Component data from apps and pages:
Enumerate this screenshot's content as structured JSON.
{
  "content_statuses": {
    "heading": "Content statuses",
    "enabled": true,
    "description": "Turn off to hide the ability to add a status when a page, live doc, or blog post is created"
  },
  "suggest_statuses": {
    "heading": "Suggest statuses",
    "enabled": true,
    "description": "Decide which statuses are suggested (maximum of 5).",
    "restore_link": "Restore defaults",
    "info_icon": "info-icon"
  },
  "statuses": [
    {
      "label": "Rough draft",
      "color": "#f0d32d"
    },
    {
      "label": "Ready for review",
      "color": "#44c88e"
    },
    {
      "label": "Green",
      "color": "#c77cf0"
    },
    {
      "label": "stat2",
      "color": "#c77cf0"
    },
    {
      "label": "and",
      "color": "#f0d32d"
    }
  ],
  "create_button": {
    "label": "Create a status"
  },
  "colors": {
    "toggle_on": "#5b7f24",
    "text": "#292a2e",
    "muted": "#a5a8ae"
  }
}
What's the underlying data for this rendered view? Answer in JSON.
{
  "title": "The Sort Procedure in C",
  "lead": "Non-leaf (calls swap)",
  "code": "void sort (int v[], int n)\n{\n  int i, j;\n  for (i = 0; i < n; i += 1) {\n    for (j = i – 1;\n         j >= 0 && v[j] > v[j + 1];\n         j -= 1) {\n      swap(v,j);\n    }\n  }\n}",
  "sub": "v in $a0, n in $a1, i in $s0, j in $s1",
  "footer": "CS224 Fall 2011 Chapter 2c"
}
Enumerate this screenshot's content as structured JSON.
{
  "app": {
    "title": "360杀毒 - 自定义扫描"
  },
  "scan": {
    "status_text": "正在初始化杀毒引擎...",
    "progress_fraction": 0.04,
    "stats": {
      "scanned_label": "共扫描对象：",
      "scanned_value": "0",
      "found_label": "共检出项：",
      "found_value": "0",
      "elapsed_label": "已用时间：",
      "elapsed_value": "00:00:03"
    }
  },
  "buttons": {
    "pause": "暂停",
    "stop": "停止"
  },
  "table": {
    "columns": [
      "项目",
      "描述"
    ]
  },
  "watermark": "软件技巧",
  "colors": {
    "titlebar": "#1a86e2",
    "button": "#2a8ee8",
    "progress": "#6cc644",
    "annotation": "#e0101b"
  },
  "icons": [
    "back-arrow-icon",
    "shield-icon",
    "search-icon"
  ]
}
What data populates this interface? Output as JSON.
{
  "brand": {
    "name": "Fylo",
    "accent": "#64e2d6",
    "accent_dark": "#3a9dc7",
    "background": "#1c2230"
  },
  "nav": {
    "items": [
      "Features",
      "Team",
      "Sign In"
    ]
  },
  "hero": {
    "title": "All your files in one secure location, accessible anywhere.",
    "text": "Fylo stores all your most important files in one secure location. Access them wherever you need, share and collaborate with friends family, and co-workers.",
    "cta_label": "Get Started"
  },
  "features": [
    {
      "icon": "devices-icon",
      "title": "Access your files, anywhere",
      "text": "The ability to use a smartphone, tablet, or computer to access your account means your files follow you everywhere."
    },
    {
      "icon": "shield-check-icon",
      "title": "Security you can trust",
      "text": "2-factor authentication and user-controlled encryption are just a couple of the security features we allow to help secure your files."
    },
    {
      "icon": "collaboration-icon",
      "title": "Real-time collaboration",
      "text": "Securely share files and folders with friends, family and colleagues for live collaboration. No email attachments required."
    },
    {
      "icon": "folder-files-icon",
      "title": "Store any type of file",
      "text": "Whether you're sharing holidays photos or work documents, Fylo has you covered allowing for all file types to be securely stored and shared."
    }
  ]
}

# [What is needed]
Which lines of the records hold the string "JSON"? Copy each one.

# [Task response]
Enumerate this screenshot's content as structured JSON.
What's the underlying data for this rendered view? Answer in JSON.
Enumerate this screenshot's content as structured JSON.
What data populates this interface? Output as JSON.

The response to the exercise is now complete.